[Task objective] When a line in the listing contains the string "this", pick it out and copy it.

[Available data]
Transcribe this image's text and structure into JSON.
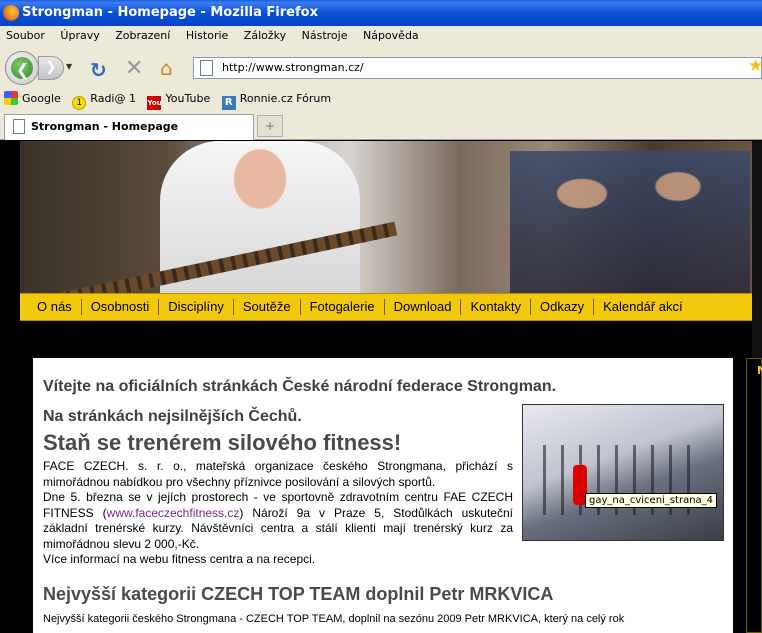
{
  "window": {
    "title": "Strongman - Homepage - Mozilla Firefox"
  },
  "menubar": {
    "items": [
      "Soubor",
      "Úpravy",
      "Zobrazení",
      "Historie",
      "Záložky",
      "Nástroje",
      "Nápověda"
    ]
  },
  "navbar": {
    "url": "http://www.strongman.cz/"
  },
  "bookmarks": [
    "Google",
    "Radi@ 1",
    "YouTube",
    "Ronnie.cz Fórum"
  ],
  "tabs": [
    {
      "label": "Strongman - Homepage"
    }
  ],
  "site": {
    "menu": [
      "O nás",
      "Osobnosti",
      "Disciplíny",
      "Soutěže",
      "Fotogalerie",
      "Download",
      "Kontakty",
      "Odkazy",
      "Kalendář akcí"
    ],
    "welcome": "Vítejte na oficiálních stránkách České národní federace Strongman.",
    "welcome2": "Na stránkách nejsilnějších Čechů.",
    "headline": "Staň se trenérem silového fitness!",
    "para1": "FACE CZECH. s. r. o., mateřská organizace českého Strongmana, přichází s mimořádnou nabídkou pro všechny příznivce posilování a silových sportů.",
    "para2_before": "Dne 5. března se v jejích prostorech - ve sportovně zdravotním centru FAE CZECH FITNESS (",
    "para2_link": "www.faceczechfitness.cz",
    "para2_after": ") Nároží 9a v Praze 5, Stodůlkách uskuteční základní trenérské kurzy. Návštěvníci centra a stálí klienti mají trenérský kurz za mimořádnou slevu 2 000,-Kč.",
    "para3": "Více informací na webu fitness centra a na recepci.",
    "image_tooltip": "gay_na_cviceni_strana_4",
    "section2": "Nejvyšší kategorii CZECH TOP TEAM doplnil Petr MRKVICA",
    "teaser": "Nejvyšší kategorii českého Strongmana - CZECH TOP TEAM, doplnil na sezónu 2009 Petr MRKVICA, který na celý rok",
    "sidebar_letter": "N"
  }
}
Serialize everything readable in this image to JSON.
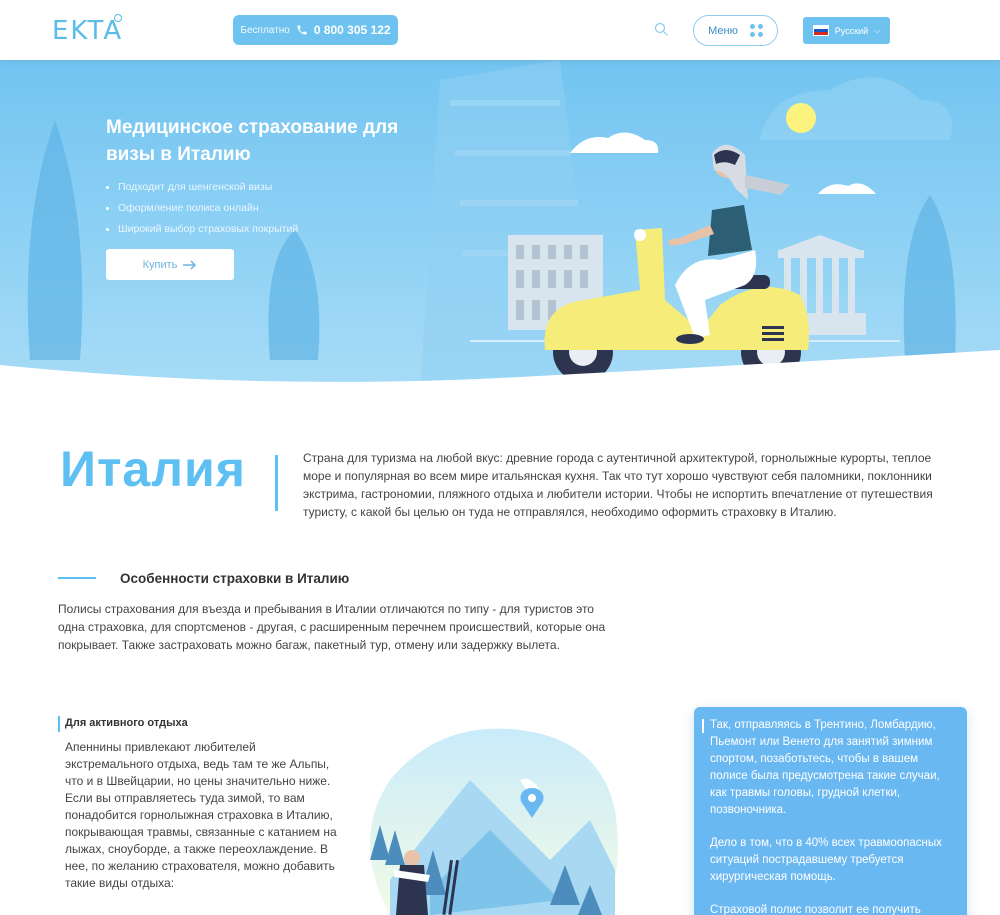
{
  "header": {
    "logo": "EKTA",
    "phone_free": "Бесплатно",
    "phone_number": "0 800 305 122",
    "menu_label": "Меню",
    "language": "Русский"
  },
  "hero": {
    "title": "Медицинское страхование для визы в Италию",
    "bullets": [
      "Подходит для шенгенской визы",
      "Оформление полиса онлайн",
      "Широкий выбор страховых покрытий"
    ],
    "buy_label": "Купить"
  },
  "italy": {
    "title": "Италия",
    "text": "Страна для туризма на любой вкус: древние города с аутентичной архитектурой, горнолыжные курорты, теплое море и популярная во всем мире итальянская кухня. Так что тут хорошо чувствуют себя паломники, поклонники экстрима, гастрономии, пляжного отдыха и любители истории. Чтобы не испортить впечатление от путешествия туристу, с какой бы целью он туда не отправлялся, необходимо оформить страховку в Италию."
  },
  "features": {
    "title": "Особенности страховки в Италию",
    "text": "Полисы страхования для въезда и пребывания в Италии отличаются по типу - для туристов это одна страховка, для спортсменов - другая, с расширенным перечнем происшествий, которые она покрывает. Также застраховать можно багаж, пакетный тур, отмену или задержку вылета."
  },
  "active": {
    "title": "Для активного отдыха",
    "text": "Апеннины привлекают любителей экстремального отдыха, ведь там те же Альпы, что и в Швейцарии, но цены значительно ниже. Если вы отправляетесь туда зимой, то вам понадобится горнолыжная страховка в Италию, покрывающая травмы, связанные с катанием на лыжах, сноуборде, а также переохлаждение. В нее, по желанию страхователя, можно добавить такие виды отдыха:"
  },
  "card": {
    "p1": "Так, отправляясь в Трентино, Ломбардию, Пьемонт или Венето для занятий зимним спортом, позаботьтесь, чтобы в вашем полисе была предусмотрена такие случаи, как травмы головы, грудной клетки, позвоночника.",
    "p2": "Дело в том, что в 40% всех травмоопасных ситуаций пострадавшему требуется хирургическая помощь.",
    "p3": "Страховой полис позволит ее получить"
  },
  "colors": {
    "accent": "#5ec0f2",
    "hero_sky": "#7ecbf2",
    "scooter": "#f5ec7a"
  }
}
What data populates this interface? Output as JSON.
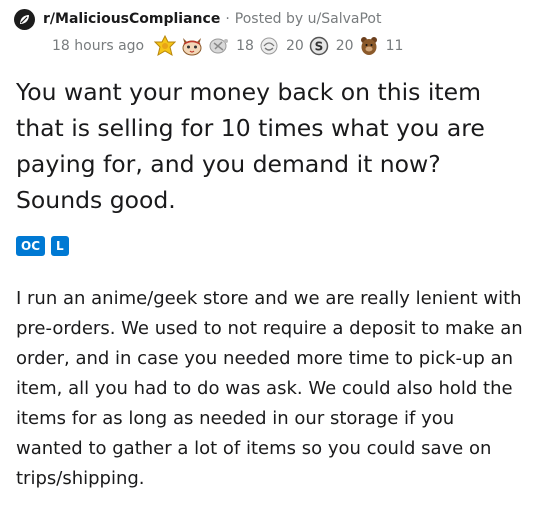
{
  "post": {
    "subreddit": "r/MaliciousCompliance",
    "separator": "·",
    "posted_by": "Posted by u/SalvaPot",
    "time": "18 hours ago",
    "awards": [
      {
        "icon": "gold-star-award-icon",
        "count": ""
      },
      {
        "icon": "cat-face-award-icon",
        "count": ""
      },
      {
        "icon": "silver-award-icon",
        "count": "18"
      },
      {
        "icon": "wholesome-award-icon",
        "count": "20"
      },
      {
        "icon": "coin-award-icon",
        "count": "20"
      },
      {
        "icon": "bear-award-icon",
        "count": "11"
      }
    ],
    "title": "You want your money back on this item that is selling for 10 times what you are paying for, and you demand it now? Sounds good.",
    "flairs": [
      {
        "label": "OC",
        "color": "#0079d3"
      },
      {
        "label": "L",
        "color": "#0079d3"
      }
    ],
    "body": "I run an anime/geek store and we are really lenient with pre-orders. We used to not require a deposit to make an order, and in case you needed more time to pick-up an item, all you had to do was ask. We could also hold the items for as long as needed in our storage if you wanted to gather a lot of items so you could save on trips/shipping."
  }
}
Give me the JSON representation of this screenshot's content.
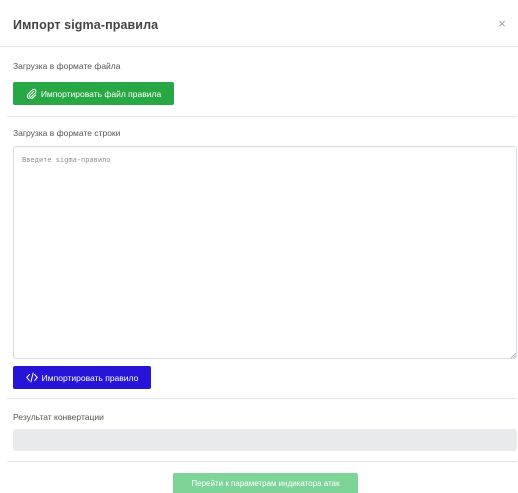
{
  "modal": {
    "title": "Импорт sigma-правила",
    "close_label": "×"
  },
  "file_section": {
    "label": "Загрузка в формате файла",
    "button_label": "Импортировать файл правила",
    "button_icon": "paperclip-icon"
  },
  "string_section": {
    "label": "Загрузка в формате строки",
    "textarea_value": "",
    "textarea_placeholder": "Введите sigma-правило",
    "button_label": "Импортировать правило",
    "button_icon": "code-icon"
  },
  "result_section": {
    "label": "Результат конвертации",
    "value": ""
  },
  "footer": {
    "next_button_label": "Перейти к параметрам индикатора атак"
  },
  "colors": {
    "file_button": "#28a745",
    "rule_button": "#2614d8",
    "next_button": "#7dd497",
    "result_field_bg": "#e8eaed"
  }
}
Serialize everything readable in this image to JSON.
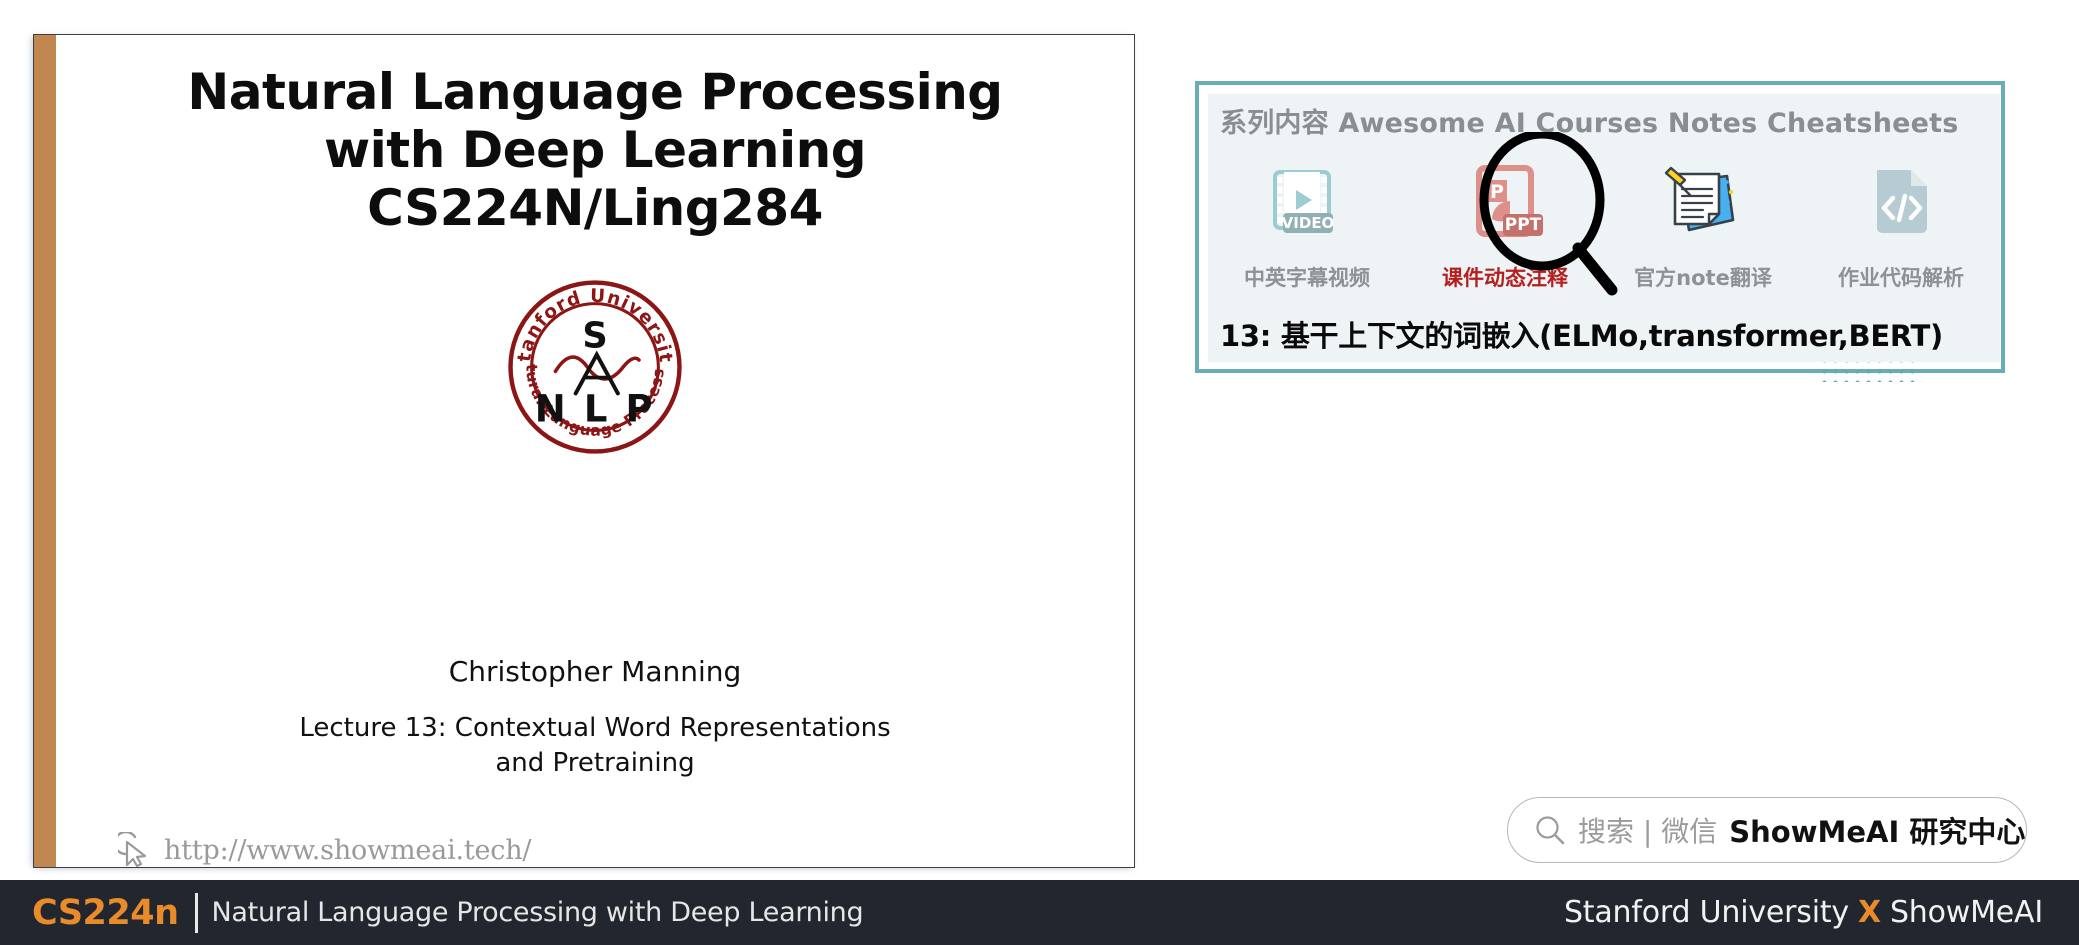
{
  "slide": {
    "title_lines": [
      "Natural Language Processing",
      "with Deep Learning",
      "CS224N/Ling284"
    ],
    "logo": {
      "name": "stanford-nlp-logo",
      "outer_text_top": "Stanford University",
      "outer_text_bottom": "Natural Language Processing",
      "letter_top": "S",
      "letters_bottom": "N L P",
      "color": "#8c1515"
    },
    "author": "Christopher Manning",
    "lecture_lines": [
      "Lecture 13: Contextual Word Representations",
      "and Pretraining"
    ],
    "url": "http://www.showmeai.tech/",
    "cursor_icon": "cursor-pointer-icon",
    "accent_color": "#c08751"
  },
  "promo": {
    "heading": "系列内容 Awesome AI Courses Notes Cheatsheets",
    "border_color": "#69aeb6",
    "background_color": "#eef4f6",
    "items": [
      {
        "icon": "video-film-icon",
        "badge": "VIDEO",
        "label": "中英字幕视频",
        "highlighted": false
      },
      {
        "icon": "ppt-file-icon",
        "badge": "PPT",
        "letter": "P",
        "label": "课件动态注释",
        "highlighted": true
      },
      {
        "icon": "note-pinned-icon",
        "badge": "",
        "label": "官方note翻译",
        "highlighted": false
      },
      {
        "icon": "code-file-icon",
        "badge": "</>",
        "label": "作业代码解析",
        "highlighted": false
      }
    ],
    "highlight_color": "#b51f1f",
    "magnifier_icon": "magnifier-icon",
    "subtitle": "13: 基干上下文的词嵌入(ELMo,transformer,BERT)"
  },
  "search": {
    "icon": "search-icon",
    "placeholder": "搜索 | 微信",
    "brand": "ShowMeAI 研究中心"
  },
  "footer": {
    "course": "CS224n",
    "subtitle": "Natural Language Processing with Deep Learning",
    "right_left": "Stanford University",
    "right_x": "X",
    "right_right": "ShowMeAI",
    "background": "#22262f",
    "accent": "#e98a2b"
  }
}
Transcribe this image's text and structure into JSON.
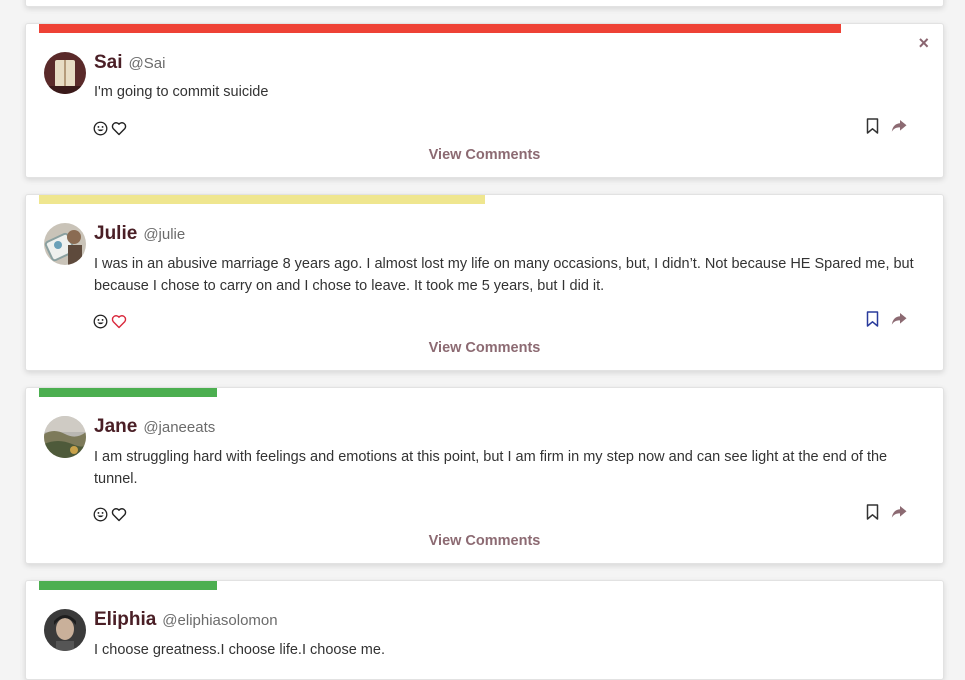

[Answer section]
Transcribe this image's text and structure into JSON.
Serialize everything readable in this image to JSON.
What data populates this interface? Output as JSON.
    "title": "You want your money back on this item that is selling for 10 times what you are paying for, and you demand it now? Sounds good.",
Give me the JSON representation of this screenshot's content.
Serialize everything readable in this image to JSON.
Transcribe this image's text and structure into JSON.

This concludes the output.